I think that the electric car will take off with $4 a gallon gasoline and it will have even greater significance at $5 a gallon because the equivalent cost for electricity is about one dollar.
TCP: You have driven a Tesla Roadster – how important is it to have ‘sexy’ electric cars like that on the road?
CP: Cars like the Tesla are very important, very important. Because it appeals to the person that might not care about the electric car by itself. It says something to the high-end car buyer that the electric car is real, It lets the technology trickle down instead of up and these are all very important elements.
TCP: In your long experience of electric cars, have you ever been stranded? Do you experience ‘range anxiety’ often?
CP: In 12 years of driving electric cars I think twice in that time I’ve had this so called ‘range anxiety’ where I’ve thought ‘oh shoot, we’ve made a mistake about how much range our car has’ but I’ve never been stranded.
A plug-in hybrid like the Chevrolet Volt does address this in an effective way and I think that’s going to help a lot of people transition that are thinking about range.
TCP: Do you think the Volt [which is a ‘range extended’ electric vehicle and so still has a petrol engine on board] is an interim measure for people on the way to full electric cars?

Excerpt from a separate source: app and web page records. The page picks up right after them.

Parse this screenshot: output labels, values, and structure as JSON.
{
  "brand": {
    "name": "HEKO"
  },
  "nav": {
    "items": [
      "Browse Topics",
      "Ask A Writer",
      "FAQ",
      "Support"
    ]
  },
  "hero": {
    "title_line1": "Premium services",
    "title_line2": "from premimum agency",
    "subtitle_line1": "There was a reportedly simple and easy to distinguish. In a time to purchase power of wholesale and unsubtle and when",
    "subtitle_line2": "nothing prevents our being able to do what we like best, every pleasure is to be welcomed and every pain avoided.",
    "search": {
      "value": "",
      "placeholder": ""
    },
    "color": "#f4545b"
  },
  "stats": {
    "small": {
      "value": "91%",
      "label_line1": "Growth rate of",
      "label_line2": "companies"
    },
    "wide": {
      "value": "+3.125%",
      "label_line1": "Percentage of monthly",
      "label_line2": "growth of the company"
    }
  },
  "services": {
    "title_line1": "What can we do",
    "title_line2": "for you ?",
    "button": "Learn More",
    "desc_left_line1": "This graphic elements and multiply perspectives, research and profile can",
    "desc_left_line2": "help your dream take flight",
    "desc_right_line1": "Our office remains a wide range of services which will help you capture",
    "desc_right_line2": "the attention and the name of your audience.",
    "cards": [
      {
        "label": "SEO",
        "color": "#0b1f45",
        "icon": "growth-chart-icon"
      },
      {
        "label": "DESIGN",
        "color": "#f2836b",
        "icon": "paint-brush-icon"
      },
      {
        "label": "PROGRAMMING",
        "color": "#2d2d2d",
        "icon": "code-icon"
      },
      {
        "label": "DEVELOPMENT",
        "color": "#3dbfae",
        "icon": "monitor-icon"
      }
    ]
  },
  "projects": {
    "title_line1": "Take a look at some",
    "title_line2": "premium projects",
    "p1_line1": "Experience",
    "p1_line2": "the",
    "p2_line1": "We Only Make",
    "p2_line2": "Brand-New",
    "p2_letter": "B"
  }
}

CP: I definitely do, I do so more now even after having bought a Volt and I’m living with it. In the movie, one of the characters says ‘hey, it’s a stepping-stone. And when people find that they never have to fill the Volt with gas, they’ll say ‘why did I pay for the engine?’
TCP: Imagine a sequel to ‘The Revenge of the Electric Car’ in, say, ten years time. What would its title be?
CP: I think the readers of TheChargingPoint.com might have the best ideas! You know, at this point it’s hard to say. Carlos Ghosn [Nissan chief exec] joked that it might be like ‘The Domination of the Electric Car’ or something like that.
I’m sure there will always be gasoline cars and trucks around. We have a long way to go but in five years with the arrival of the ultra capacitor, or maybe they’ll get the fast charger technology really down, so there’s so much to look forward to.
TCP: Do you think hydrogen fuel cell vehicles are destined to be killed, or eventually have their day as has happened with pure electrics?
CP: Great ideas are always going to survive, I think the electric car people proved that pretty well – they can crush some cars but they can’t kill the technology.
But for hydrogen fuel cell it’s far too early because of the cost of making hydrogen. I predict there will be a place for hydrogen fuel cell cars but it’s not the best choice for the short term, its still a little ways out there.
‘Revenge of the Electric Car’ will be distributed according to demand, so if you want to see the film click here to request it in your area.